* China won't cooperate with EU on ETS - CATA
* Will consider legal action vs EU, but no rush on this
* ETS could cost Chinese carriers $123 mln in first year
* Cathay may raise prices, SIA to be more fuel-efficient
By Alison Leung and Harry Suhartono
HONG KONG/SINGAPORE, Jan 4 China's
airlines will refuse to pay any charges under the European
Union's new carbon trading scheme, while other Asia Pacific
carriers, already battling a weak travel market, are likely to
pass on the extra cost to passengers.
The EU's Emissions Trading Scheme (ETS) was launched in 2005
as one of the major pillars of the bloc's efforts to combat
climate change. From Jan. 1, all airlines using EU airports are
included in the cap-and-trade scheme.
"China will not cooperate with the European Union on the
ETS, so Chinese airlines will not impose surcharges on customers

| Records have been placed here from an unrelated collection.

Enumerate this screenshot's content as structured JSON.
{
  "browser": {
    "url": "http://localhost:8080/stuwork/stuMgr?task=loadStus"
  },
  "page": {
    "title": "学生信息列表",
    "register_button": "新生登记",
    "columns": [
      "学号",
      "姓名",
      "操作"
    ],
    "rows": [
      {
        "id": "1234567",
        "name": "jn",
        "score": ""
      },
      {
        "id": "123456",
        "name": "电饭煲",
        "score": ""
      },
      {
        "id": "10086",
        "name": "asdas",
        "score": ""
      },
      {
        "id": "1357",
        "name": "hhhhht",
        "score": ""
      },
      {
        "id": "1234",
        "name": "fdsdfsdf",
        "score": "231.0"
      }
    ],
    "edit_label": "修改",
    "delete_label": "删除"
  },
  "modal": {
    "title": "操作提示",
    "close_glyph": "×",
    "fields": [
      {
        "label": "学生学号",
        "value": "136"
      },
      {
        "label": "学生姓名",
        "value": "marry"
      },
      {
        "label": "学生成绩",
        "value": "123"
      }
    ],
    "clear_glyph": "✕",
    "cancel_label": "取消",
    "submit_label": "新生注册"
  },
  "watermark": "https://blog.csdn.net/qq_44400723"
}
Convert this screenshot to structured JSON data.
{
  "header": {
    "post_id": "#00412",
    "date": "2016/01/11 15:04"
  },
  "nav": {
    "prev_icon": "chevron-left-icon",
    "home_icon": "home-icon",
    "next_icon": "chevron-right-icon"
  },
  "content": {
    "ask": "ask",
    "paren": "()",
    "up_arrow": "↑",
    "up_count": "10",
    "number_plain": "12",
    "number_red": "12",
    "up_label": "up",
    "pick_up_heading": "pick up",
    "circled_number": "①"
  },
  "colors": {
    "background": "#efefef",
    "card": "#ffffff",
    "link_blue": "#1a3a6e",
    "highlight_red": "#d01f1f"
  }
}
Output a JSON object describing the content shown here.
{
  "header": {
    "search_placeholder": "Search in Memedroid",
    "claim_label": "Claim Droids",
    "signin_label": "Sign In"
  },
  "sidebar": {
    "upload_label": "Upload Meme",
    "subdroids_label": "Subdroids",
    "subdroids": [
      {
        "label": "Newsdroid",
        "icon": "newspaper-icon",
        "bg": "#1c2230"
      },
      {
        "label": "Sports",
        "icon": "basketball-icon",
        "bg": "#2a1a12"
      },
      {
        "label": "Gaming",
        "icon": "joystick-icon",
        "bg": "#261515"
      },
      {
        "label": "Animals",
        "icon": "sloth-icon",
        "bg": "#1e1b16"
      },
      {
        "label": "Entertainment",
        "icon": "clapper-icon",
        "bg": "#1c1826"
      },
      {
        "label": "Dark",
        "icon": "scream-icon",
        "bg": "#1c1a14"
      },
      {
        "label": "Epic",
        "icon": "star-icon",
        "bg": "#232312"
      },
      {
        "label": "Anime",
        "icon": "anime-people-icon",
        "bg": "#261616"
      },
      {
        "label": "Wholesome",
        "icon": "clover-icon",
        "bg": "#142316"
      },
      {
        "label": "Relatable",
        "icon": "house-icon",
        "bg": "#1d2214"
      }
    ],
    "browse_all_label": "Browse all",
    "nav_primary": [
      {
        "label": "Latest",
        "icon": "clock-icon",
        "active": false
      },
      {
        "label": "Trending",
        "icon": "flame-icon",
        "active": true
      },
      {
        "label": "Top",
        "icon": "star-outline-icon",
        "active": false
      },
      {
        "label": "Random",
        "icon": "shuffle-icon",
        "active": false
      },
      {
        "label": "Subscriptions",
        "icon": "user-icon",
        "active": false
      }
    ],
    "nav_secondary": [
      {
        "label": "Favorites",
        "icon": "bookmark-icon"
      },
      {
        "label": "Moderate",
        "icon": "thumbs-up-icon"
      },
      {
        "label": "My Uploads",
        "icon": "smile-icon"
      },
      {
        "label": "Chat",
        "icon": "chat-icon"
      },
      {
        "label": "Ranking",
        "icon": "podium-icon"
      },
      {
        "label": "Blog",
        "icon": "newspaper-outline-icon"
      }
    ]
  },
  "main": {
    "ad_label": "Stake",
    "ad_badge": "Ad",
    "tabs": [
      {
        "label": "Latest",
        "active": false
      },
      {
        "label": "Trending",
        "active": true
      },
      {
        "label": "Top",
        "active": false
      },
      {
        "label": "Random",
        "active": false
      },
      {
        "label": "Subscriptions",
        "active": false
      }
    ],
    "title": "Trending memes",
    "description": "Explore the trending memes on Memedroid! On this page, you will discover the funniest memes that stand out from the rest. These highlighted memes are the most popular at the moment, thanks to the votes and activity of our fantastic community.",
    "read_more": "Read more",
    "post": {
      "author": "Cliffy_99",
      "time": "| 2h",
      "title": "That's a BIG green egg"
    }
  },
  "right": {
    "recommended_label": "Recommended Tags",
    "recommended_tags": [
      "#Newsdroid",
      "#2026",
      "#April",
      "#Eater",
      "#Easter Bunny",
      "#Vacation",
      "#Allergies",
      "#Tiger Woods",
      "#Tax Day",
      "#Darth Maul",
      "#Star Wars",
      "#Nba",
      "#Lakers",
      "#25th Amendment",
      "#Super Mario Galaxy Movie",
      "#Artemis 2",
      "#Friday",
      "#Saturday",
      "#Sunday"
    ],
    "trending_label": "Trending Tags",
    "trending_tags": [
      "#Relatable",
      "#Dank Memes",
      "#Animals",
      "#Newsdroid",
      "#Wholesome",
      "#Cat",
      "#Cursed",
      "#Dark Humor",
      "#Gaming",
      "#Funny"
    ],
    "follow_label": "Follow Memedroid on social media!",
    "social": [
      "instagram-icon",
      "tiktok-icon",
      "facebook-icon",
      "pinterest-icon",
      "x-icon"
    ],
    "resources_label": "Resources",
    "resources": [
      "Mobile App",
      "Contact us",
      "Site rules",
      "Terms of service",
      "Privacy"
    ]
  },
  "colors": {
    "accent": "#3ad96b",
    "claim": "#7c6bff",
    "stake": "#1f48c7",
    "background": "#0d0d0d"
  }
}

relating to the emissions tax," Cai Haibo, deputy
secretary-general of the China Air Transport Association (CATA),
told Reuters by telephone on Wednesday.
CATA represents the country's four major airlines:
flag-carrier Air China Ltd , China Southern
Airlines , China Eastern Airlines
and Hainan Airlines.
Chinese airlines would consider taking legal action against
the EU over the move to charge for carbon emissions on flights
to and from Europe, Cai said, adding they would take their time
on this, mindful that U.S. airlines recently lost a legal
challenge against the ETS, and given that collection of the tax
from airlines will not be until March 2013.
"We are now walking on two legs -- first, we would not rule
out the chance of taking legal action and, second, to resort to
the government for retaliatory measures. Several departments
have been looking into this," Cai said.
CATA estimates the scheme will cost Chinese airlines 800
million yuan ($123 million) in the first year and more than
triple that by 2020.
Germany's Lufthansa, the world's second-largest
long-haul carrier after Dubai's Emirates, warned passengers on
Monday to brace for higher ticket prices as it refuses to
shoulder the costs of the carbon trading scheme.
The EU says its ETS, which already applies to other
industries, is the fairest way to cope with aviation's
contribution to global warming and cuts through years of
inconclusive efforts to come up with a worldwide alternative.
Hong Kong-based Cathay Pacific Airways Ltd and
some other Asian airlines, facing a sluggish economy and weak
cargo demand, said they may impose surcharges or increase
airfares to counter the ETS impact.
Delta Air Lines, the No. 2 U.S. carrier, slapped a
$3 surcharge each way on tickets for flights between the United
States and Europe.
"It's inevitable that increased costs will be passed on to
passengers. We will share the details at the appropriate time,"
said Carolyn Leung, a spokeswoman for Cathay Pacific, whose CEO
has said the ETS would add about HK$50 ($6.44) to a ticket
between Hong Kong and Europe.
Singapore Airlines Ltd (SIA), the world's
second-most valuable airline, said it would try to offset the
impact of the ETS by improving fuel efficiency and reducing its
carbon emissions, which would lower the carbon charges.
"However, we're not yet ruling out any options for
recovering the additional cost," SIA spokesman Nicholas Ionides
said in an emailed response to a query for this article.
Tony Tyler, director general of the International Air
Transport Association (IATA), has said the ETS would cost
airlines 900 million euros ($1.15 billion) in 2012 and the
industry will not generally be able to pass this on to consumers
because the market is too weak.
The IATA forecast a 49 percent fall in 2012 industry-wide
profit to $3.5 billion on the back of a weak global economy and
stubbornly high fuel prices.
($1 = 7.7681 Hong Kong dollars) ($1 = 0.7817 euros)